EXERCISE DESCRIPTION —
For the material below, state how many lines have the word "Normal" in them, with no other words.

RECORDS SHOWN —
╭──
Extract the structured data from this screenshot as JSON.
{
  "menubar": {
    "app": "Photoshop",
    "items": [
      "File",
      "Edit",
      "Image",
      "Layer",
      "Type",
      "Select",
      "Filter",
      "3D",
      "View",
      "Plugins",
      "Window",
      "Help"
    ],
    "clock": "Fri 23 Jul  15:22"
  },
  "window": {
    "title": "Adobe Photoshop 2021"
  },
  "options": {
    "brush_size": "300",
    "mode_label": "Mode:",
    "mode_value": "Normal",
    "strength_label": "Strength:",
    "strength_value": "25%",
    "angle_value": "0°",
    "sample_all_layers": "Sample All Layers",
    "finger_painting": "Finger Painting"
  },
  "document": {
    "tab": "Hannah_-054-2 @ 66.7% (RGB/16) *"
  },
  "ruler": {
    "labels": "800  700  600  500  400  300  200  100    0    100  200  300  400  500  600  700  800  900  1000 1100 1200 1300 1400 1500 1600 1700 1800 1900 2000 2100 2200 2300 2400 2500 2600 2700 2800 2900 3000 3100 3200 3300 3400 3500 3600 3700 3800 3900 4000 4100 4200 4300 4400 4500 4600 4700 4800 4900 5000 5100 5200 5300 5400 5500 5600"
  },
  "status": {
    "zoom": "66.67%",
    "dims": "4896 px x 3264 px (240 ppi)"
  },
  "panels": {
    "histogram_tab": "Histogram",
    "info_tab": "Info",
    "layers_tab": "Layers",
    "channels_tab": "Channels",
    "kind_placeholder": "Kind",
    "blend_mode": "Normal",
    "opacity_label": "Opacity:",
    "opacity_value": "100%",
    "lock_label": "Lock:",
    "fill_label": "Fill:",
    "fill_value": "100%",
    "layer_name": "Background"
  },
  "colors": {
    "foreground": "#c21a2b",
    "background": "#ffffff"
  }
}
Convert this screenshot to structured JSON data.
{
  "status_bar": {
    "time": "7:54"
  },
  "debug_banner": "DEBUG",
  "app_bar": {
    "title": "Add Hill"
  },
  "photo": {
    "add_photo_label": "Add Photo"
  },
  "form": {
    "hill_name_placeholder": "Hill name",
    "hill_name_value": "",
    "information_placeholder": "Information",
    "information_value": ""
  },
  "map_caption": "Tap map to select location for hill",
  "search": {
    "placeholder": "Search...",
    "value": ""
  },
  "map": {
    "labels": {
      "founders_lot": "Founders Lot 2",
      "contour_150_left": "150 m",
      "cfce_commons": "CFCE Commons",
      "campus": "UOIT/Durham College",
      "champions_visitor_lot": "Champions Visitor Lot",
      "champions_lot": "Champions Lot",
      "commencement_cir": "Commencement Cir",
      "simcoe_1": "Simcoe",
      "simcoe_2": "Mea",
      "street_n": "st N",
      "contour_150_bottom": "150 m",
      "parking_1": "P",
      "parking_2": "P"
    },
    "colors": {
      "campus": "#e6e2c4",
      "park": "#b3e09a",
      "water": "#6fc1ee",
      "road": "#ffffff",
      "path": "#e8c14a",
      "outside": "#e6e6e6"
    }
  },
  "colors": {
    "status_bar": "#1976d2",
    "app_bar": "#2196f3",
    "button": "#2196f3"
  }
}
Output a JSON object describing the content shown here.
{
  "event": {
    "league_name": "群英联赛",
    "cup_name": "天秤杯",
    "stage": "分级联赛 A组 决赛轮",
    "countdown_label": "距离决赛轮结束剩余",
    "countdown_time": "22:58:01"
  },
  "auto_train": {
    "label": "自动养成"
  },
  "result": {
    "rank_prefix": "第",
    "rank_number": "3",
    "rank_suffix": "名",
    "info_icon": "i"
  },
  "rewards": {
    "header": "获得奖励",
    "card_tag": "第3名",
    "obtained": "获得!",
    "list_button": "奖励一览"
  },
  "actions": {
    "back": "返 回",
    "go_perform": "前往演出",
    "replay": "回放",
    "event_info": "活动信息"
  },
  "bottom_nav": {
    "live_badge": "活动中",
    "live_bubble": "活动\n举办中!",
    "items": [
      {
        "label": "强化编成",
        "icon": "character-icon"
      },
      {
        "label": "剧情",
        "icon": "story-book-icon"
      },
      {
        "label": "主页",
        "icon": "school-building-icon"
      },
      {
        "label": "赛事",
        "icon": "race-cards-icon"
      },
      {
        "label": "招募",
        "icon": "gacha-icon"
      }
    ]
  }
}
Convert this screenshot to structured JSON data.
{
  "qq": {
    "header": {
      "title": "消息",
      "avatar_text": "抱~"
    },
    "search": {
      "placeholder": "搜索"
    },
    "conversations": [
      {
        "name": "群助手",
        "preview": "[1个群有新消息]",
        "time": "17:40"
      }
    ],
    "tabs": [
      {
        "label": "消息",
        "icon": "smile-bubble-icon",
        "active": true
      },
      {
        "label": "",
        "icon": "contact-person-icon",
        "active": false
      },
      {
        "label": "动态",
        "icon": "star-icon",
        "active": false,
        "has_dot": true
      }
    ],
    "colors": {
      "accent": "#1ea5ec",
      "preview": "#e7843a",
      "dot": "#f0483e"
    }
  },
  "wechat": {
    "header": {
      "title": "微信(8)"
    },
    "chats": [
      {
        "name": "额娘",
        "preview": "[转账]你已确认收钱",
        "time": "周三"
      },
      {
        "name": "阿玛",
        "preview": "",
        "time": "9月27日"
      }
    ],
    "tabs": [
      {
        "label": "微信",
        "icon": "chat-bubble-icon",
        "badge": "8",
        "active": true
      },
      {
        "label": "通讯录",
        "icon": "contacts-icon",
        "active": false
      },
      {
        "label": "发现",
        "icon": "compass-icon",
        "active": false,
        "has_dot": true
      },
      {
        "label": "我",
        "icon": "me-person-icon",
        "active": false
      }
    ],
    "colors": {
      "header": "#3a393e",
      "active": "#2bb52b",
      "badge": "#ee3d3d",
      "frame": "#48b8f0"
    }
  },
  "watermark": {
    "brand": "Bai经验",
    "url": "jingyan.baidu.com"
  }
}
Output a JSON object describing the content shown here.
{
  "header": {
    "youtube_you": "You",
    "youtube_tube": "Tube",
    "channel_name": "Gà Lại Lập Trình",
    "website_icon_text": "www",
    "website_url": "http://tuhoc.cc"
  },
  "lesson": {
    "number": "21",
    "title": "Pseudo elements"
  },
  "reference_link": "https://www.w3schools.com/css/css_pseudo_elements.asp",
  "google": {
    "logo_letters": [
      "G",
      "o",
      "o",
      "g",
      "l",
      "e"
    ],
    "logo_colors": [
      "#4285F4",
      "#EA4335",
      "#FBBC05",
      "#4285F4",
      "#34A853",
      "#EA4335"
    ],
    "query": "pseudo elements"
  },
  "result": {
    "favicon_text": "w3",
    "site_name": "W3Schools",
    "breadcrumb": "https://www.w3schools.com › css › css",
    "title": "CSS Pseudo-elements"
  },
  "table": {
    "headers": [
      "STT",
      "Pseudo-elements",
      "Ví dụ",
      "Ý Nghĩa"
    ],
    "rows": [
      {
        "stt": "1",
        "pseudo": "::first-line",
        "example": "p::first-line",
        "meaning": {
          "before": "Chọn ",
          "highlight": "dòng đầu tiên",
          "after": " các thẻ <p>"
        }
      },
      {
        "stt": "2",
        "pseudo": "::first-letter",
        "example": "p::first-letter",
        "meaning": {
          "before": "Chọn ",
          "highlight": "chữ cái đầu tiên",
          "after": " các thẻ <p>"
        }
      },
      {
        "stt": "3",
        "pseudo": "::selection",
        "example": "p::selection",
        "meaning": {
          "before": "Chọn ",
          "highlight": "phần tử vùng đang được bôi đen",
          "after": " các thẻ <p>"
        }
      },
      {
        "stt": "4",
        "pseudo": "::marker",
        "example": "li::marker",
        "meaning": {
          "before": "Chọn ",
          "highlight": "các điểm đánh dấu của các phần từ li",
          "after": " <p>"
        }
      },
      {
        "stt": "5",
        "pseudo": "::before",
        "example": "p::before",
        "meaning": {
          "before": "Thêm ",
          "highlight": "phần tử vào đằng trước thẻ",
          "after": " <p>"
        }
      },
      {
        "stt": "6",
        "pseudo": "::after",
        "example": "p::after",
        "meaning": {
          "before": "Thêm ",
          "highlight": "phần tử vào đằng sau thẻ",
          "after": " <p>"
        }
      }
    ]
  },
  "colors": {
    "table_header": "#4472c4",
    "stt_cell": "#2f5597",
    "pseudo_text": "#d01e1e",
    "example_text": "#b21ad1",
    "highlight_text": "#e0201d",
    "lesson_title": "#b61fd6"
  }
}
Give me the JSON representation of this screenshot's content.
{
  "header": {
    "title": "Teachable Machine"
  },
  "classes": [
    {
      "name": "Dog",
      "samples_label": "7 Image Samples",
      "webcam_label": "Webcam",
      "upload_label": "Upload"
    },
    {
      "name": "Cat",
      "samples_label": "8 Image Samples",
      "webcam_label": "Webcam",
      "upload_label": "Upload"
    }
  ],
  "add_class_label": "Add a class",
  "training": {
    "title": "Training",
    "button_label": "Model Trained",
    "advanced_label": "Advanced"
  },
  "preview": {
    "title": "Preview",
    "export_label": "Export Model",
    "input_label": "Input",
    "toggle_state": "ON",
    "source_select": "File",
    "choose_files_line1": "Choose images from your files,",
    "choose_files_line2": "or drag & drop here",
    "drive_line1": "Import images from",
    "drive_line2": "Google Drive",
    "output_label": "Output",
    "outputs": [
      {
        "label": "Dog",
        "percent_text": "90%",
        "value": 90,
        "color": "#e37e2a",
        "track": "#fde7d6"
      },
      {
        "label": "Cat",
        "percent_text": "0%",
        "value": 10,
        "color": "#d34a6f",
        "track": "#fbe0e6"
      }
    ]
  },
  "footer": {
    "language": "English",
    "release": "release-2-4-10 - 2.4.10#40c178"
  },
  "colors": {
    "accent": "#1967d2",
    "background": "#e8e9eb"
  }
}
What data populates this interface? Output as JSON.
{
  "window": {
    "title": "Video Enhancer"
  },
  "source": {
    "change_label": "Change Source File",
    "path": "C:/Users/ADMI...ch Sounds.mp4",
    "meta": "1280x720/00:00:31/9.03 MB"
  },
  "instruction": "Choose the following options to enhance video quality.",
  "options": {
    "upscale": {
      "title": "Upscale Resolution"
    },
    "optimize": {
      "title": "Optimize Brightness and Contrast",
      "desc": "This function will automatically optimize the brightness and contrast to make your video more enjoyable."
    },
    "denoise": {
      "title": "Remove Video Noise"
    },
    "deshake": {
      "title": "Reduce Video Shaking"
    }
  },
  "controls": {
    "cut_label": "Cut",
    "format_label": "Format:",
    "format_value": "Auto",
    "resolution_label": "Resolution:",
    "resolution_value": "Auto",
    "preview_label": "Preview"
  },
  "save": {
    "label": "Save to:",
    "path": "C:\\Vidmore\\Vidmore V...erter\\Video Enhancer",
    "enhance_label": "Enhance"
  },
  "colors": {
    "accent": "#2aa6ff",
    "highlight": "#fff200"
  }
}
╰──
WRITTEN RESPONSE —
2